Texas A&M University
nutrition.; Major nutrition.
thesis / dissertation description

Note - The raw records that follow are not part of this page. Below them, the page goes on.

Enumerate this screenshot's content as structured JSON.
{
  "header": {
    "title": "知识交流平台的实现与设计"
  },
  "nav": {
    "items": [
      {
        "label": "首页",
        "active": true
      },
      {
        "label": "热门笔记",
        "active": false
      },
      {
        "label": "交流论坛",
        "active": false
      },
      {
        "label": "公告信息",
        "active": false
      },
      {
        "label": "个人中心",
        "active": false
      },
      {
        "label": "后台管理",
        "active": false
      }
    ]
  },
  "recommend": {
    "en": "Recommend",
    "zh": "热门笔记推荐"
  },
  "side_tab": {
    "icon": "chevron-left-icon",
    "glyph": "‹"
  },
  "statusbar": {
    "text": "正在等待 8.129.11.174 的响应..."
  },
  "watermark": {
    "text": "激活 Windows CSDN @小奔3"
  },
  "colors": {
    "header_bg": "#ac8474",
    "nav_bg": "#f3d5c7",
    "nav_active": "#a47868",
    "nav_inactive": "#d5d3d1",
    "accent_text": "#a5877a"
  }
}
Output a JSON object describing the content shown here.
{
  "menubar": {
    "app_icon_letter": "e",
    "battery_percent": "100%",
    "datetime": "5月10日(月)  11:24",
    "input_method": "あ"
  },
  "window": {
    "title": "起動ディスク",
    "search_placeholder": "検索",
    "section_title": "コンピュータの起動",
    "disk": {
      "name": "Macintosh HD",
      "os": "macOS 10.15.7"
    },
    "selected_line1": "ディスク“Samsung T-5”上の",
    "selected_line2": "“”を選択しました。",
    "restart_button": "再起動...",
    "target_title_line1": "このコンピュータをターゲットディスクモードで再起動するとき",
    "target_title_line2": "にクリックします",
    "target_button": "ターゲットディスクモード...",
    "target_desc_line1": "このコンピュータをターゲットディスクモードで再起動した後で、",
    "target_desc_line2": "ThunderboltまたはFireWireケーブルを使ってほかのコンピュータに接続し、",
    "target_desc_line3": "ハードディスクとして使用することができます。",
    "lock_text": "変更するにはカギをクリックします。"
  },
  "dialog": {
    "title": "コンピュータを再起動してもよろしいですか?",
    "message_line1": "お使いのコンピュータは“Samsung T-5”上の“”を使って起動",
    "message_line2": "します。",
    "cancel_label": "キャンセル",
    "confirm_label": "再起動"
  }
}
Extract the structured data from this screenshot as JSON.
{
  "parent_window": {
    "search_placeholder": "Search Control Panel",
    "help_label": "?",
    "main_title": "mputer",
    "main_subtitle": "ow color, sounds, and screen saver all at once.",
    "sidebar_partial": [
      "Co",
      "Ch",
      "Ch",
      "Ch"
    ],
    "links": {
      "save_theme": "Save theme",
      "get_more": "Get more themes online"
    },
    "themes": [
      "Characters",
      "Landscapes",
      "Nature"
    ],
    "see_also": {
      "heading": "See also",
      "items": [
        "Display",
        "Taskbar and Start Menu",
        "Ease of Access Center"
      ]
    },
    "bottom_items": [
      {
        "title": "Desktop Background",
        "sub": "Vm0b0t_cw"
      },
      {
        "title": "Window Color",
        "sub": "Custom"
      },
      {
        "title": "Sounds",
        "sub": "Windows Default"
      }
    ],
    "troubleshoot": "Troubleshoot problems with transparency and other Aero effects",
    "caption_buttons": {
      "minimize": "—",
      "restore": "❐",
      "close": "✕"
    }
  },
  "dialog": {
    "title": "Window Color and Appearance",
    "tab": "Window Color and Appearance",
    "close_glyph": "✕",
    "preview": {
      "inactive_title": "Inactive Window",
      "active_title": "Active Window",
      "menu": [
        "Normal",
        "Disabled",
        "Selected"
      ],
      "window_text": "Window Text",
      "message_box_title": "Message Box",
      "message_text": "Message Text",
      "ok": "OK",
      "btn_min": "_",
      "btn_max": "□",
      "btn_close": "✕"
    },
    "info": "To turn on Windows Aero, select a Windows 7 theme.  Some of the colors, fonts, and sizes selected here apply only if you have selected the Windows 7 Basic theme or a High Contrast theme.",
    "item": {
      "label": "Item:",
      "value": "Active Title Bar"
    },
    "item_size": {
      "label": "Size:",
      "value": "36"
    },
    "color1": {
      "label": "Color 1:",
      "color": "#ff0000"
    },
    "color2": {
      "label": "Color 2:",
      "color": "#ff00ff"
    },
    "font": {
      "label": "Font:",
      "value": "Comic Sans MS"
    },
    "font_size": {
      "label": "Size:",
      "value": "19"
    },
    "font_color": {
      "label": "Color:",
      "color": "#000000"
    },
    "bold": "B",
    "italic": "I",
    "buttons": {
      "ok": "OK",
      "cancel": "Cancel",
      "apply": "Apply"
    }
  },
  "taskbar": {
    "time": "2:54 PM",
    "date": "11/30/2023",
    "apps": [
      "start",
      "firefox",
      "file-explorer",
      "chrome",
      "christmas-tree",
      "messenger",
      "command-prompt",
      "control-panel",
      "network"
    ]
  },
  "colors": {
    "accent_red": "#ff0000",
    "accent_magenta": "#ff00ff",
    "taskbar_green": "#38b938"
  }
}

Alcohol consumption is a growing problem in the United States, especially among our adult population. Alcohol has been shown to contribute significantly to osteoporosis and bone loss in later years in alcoholic men and women. Several studies have examined the effects of alcohol on the bones of actively growing rats. This is the first study to examine the effects of adult-onset chronic alcohol consumption in animals that commence drinking after they have stopped growing. This study also examined any recovery effects that bone may experience once the animals ceased drinking. Nine-month old female Sprague-Dawley rats (61) were allotted to three diet groups and studied for either 8 or 14 weeks. Groups of animals were fed an alcohol diet, pair-fed liquid control diet or rat pellet chow for either 8 or 14 weeks. An additional group of animals (alcohol cessation and pair-fed cessation) was fed the alcohol diet for 8 weeks with pair-fed partners receiving the liquid control diet. These animals were then put on the rat pellet chow for an additional 6 weeks. The only significant differences seen between the treatment groups, when examining the femur morphology measures, were in ash percentage. The alcohol cessation group was significantly higher than the 8-week alcohol-fed group. When considering mechanical properties such as stiffness and displacement at ultimate load, the alcohol cessation and 14-week alcohol-fed groups were both significantly different from the 8-week alcohol-fed group. This study demonstrates that alcohol consumption contributes to cortical bone loss, however, this loss is not completely recoverable upon abstinence.